Mercury Racing’s 565 – with digital throttle and shift (DTS), better fuel economy and more grunt – prompted more than a few questions. Mostly variations of: “How’d you do that?” We agreed to blog and provide some answers. In Part 1, I’ll discuss about torque and power. Part 2, fuel and DTS.
Torque. How big are the bombs and where do they push?
As I said in discussing our QC4v 1350, “The Valve Train That Could,” bigger bombs make more power. We pack more air because we designed the heads and inlet valves to flow better. Admittedly, they’re still two valve heads and not as free flowing as our four valve engines, but they’re better than our previous two valve designs. With more air, more fuel is added for combustion and makes a bigger bomb. Yet, fuel economy is better! How? Improved and more precise fuel delivery to each combustion event makes less wasted (unburned) fuel. Easy to say; hard to do – but we did it. (More about that in Part 2.) Read more
In seeing some of the photos regarding the event, I’m thinking 99 Psycho Clowns skier, Wayne Mawer, had his own version of the epic tune going through his head. “Clowns in front of me, racers to my right – here I am….” You truly have to respect these guys for what they’ve accomplished.
Imagine racing a 21-foot boat in which our potent quad cam, four valve 1350 sterndrive takes up half of the interior! That’s gotta be a rush on its own. Now think about strapping a board under your feet and hanging on as the twin turbocharged engine, producing 1300 lb. ft. of torque, pulls you across the water at speeds never before seen from a production sterndrive. Then, throw a bunch of competitors into the mix! It takes a lot of courage and talent to race on smooth water. Now, add some messy weather. Water ski racing in the rough requires a whole new skill set. Read more
One of my posts in our Virtual Tour series focused on consumer outboards. For the government, we build a “stealth” outboard that is rarely seen: the OptiMax JP. Developed for the U.S. Department of Defense, this multi-fuel engine runs on JP5, JP8, kerosene and Commercial Jet A aviation fuels — the same “heavy” fuels used in helicopters and jets (which DoD already stockpiles all over the place). The 3.0 Liter V-6 OptiMax JP produces 185 horsepower. These unique engines are 40% more fuel efficient than the gasoline engine they are derived from. And, with 95% shared components, there are no unique training requirements necessary. Mercury JPs have been deployed around the world for some time now. Tony Nahitchevansky is our Government Accounts Manager. I called Tony to get some background information regarding the development of this multiple fuel engine for our armed services.

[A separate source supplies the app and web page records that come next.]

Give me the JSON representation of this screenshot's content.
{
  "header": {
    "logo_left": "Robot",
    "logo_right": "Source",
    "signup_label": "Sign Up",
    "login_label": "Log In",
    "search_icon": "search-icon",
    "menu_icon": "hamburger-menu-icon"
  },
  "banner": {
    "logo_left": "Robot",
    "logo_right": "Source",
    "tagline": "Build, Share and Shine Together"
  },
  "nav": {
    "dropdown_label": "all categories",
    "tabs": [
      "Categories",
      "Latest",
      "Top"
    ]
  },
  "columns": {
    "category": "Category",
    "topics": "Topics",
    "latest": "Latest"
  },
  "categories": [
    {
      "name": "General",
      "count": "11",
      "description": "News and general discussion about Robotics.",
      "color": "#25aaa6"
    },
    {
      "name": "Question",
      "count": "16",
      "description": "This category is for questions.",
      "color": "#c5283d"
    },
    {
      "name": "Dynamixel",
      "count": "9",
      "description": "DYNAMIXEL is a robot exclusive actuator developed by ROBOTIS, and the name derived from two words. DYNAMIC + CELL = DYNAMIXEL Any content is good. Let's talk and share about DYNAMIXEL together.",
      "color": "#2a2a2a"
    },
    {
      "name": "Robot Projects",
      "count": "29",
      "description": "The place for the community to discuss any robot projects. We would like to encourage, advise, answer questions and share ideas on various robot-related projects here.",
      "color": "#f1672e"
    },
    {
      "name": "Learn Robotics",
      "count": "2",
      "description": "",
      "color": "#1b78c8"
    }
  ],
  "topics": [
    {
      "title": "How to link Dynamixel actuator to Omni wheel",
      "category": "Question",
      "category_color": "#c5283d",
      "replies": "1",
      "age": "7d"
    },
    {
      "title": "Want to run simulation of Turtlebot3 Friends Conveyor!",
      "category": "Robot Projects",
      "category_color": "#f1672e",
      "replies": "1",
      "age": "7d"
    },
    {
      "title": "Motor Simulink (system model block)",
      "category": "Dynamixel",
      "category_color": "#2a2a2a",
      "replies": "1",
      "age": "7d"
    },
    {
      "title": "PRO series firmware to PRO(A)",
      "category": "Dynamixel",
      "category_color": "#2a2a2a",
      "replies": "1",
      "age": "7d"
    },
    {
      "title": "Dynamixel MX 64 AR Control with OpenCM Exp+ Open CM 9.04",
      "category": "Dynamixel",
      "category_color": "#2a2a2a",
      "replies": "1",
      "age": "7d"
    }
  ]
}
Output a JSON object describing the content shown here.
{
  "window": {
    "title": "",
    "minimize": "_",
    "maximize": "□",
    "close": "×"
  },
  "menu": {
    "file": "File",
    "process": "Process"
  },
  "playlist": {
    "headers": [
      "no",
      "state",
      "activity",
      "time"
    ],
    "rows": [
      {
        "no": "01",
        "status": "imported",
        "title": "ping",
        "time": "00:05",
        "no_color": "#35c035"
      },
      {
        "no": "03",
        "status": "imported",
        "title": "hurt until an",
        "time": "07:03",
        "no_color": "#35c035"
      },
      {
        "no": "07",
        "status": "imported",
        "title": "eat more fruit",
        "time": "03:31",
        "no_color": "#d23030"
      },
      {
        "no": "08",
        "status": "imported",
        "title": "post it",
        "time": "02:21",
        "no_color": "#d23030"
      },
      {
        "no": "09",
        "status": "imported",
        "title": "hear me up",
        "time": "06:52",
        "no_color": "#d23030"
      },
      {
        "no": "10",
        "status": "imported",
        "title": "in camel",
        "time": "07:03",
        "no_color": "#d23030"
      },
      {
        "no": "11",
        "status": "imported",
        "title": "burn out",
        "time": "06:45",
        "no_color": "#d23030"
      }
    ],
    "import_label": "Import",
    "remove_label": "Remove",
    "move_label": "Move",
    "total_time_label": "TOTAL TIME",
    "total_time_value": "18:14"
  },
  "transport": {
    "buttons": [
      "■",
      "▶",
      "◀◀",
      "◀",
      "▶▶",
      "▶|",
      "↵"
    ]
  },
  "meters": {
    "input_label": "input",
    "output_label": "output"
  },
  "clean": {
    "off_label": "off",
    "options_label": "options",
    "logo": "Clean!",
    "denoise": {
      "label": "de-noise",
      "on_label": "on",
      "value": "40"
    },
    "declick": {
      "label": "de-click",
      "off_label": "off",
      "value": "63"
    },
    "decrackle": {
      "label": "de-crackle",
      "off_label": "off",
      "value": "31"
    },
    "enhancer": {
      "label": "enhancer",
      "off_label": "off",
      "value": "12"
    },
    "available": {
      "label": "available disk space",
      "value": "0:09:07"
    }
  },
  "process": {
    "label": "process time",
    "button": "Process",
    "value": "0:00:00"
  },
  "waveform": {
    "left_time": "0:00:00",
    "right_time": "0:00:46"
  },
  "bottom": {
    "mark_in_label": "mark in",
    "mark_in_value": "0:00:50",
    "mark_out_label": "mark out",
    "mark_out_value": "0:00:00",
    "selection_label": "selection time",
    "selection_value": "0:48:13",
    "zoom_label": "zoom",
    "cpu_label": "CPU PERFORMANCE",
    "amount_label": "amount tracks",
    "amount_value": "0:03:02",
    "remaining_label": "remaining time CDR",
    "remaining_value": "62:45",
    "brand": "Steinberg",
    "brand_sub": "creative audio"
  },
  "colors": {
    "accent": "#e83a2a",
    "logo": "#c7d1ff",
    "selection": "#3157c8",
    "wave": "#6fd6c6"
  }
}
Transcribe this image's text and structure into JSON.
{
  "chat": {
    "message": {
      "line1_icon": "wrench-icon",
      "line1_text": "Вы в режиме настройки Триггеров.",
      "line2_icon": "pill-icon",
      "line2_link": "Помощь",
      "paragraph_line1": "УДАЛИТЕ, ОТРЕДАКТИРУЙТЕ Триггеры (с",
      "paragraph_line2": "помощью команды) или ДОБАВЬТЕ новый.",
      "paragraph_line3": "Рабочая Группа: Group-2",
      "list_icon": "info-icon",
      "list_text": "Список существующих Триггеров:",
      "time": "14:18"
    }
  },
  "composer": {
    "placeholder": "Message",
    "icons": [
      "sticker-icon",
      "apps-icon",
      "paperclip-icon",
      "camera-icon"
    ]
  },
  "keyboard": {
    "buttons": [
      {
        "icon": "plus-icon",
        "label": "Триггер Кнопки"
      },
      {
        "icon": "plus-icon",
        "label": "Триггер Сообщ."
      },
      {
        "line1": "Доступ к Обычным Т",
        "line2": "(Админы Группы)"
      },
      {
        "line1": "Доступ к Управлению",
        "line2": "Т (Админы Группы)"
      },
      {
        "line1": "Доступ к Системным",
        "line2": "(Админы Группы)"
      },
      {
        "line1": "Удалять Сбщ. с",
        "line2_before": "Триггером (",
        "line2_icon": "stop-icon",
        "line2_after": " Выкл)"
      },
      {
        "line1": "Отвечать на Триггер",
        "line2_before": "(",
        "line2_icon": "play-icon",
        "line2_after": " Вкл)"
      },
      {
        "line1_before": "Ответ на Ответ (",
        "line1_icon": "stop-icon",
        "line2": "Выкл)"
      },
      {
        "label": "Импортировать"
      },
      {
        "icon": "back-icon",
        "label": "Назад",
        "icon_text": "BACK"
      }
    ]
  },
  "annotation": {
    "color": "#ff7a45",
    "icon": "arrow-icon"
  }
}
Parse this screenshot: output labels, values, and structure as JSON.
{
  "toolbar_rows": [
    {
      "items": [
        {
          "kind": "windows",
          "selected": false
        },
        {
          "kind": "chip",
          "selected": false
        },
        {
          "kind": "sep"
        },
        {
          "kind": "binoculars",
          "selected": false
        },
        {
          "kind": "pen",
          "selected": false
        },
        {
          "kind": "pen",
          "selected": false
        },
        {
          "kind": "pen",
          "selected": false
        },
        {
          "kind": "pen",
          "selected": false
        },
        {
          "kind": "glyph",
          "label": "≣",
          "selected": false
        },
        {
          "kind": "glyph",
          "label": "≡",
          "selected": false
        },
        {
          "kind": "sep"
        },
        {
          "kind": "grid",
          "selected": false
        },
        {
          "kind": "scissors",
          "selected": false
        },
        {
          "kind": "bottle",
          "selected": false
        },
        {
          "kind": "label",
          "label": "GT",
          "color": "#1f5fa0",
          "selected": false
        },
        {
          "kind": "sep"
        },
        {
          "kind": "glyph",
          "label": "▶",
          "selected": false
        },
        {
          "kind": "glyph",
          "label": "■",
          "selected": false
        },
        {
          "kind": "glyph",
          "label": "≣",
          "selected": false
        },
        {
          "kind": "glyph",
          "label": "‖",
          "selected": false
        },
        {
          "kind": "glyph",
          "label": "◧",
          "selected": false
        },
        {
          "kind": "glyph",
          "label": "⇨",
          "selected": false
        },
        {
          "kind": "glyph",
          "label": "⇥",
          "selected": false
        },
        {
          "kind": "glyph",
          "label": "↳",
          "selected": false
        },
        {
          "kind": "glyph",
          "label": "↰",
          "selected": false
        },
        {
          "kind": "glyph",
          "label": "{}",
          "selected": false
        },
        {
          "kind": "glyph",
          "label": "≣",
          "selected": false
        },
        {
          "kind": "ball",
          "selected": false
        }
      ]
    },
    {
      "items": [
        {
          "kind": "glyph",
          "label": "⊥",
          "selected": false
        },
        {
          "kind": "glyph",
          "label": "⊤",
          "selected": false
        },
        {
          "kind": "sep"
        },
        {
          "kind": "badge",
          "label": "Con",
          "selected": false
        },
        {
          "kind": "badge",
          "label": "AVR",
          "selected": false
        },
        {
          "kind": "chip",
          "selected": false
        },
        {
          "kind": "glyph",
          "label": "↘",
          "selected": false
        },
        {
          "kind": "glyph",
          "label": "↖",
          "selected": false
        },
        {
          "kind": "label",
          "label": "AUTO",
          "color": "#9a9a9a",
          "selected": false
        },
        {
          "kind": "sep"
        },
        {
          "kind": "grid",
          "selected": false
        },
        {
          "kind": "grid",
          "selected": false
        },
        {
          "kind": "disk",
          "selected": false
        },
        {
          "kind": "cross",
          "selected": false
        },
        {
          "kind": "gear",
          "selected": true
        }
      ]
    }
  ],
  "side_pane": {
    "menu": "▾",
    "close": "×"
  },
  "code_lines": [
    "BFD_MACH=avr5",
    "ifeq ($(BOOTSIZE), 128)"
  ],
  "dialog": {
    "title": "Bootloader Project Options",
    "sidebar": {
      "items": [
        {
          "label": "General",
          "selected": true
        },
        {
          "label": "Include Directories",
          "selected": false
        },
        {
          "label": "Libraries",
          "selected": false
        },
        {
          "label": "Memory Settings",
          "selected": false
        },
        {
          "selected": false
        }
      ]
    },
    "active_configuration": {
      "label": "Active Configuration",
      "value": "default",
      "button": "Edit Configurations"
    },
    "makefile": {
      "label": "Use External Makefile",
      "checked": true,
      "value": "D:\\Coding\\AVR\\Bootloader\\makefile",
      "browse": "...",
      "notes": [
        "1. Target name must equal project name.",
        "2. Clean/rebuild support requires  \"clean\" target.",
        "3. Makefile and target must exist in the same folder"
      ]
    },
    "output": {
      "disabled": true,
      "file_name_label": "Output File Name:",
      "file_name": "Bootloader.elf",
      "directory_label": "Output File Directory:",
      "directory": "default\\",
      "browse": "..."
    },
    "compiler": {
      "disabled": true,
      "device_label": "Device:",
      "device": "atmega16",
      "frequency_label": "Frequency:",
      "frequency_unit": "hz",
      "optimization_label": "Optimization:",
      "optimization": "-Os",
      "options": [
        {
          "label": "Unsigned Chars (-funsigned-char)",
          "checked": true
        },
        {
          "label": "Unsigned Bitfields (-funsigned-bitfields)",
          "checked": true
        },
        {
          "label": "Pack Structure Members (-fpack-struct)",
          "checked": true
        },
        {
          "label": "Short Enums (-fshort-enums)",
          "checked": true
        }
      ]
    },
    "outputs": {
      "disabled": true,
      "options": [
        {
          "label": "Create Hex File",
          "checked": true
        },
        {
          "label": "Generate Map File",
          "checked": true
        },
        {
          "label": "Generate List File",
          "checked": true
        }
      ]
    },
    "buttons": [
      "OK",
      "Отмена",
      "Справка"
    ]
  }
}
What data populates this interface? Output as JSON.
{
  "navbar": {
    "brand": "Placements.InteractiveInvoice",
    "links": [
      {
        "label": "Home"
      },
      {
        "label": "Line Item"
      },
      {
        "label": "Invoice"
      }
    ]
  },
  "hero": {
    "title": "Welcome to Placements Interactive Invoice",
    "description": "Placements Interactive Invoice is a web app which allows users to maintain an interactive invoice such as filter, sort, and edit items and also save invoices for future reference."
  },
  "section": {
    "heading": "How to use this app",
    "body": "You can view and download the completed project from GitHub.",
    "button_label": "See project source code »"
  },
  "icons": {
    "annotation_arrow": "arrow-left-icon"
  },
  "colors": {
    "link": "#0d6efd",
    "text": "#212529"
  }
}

“A Navy ship crash in 1995 which resulted in a explosive gasoline fire spawned a DoD directive for all gasoline powered engines and gasoline fuel tanks be removed from Naval ships by 2010,” Tony said. The mandate called for engines to be developed to operate on fuels that meet the following criteria:
1) Improve ship safety by minimizing fire hazards
2) More economical and more efficient
3) Readily available as a single battle space fuel
Tony said every ship carries JP 5 fuel. Ports have JP8 and Commercial Jet A available. The common denominator with all three fuels is availability. “An unlimited fuel supply enhances our ability to protect assets on the water,” said Tony. It also greatly increases crew safety. Tony said, “There was another ship fire since the 2010 DoD mandate. The fact that the ship only had JP aviation fuels on board provided the crew enough time to react and save the ship in a safe and efficient manner,” said Tony. Read more
Terry repeated his 2011 performance by claiming both SST 120 and F1 OPC National Championships. He also claimed the new SST 200 OPC National Championship. The defending Mod U champ surrendered that title to Chris Fairchild.
A total 10 boats lined up for start of the SST 120 30-lap final on Sunday. Terry Rinker dominated the event, finishing an impressive 36 seconds ahead of Brent Dillard for the championship. Lee Daniel, Mark Jakob and Terry’s son Ashton rounded out 3-5. All were powered by Mercury SST 120 race outboards.
Chris Fairchild earned the pole for the F1 20-lap final. Unfortunately, mechanical gremlins took him out of the race about mid way through. “A steering cable broke at the drum at 115 mph. The boat took a hard left to the infield. The G-forces were so great, the tail cone was sucked inside the combing board,” Chris said. Thankfully, Chris was unscathed. Terry Rinker went on to romp this class too, finishing 34 seconds ahead of Mark Welch for his second consecutive F1 National Championship. Jeff Shepherd finished third. OptiMax 200XS SST powered Merv Bjork and Donny Lick rounded out 4-5 in a class featuring purpose built Mercury race outboards of much greater power. Read more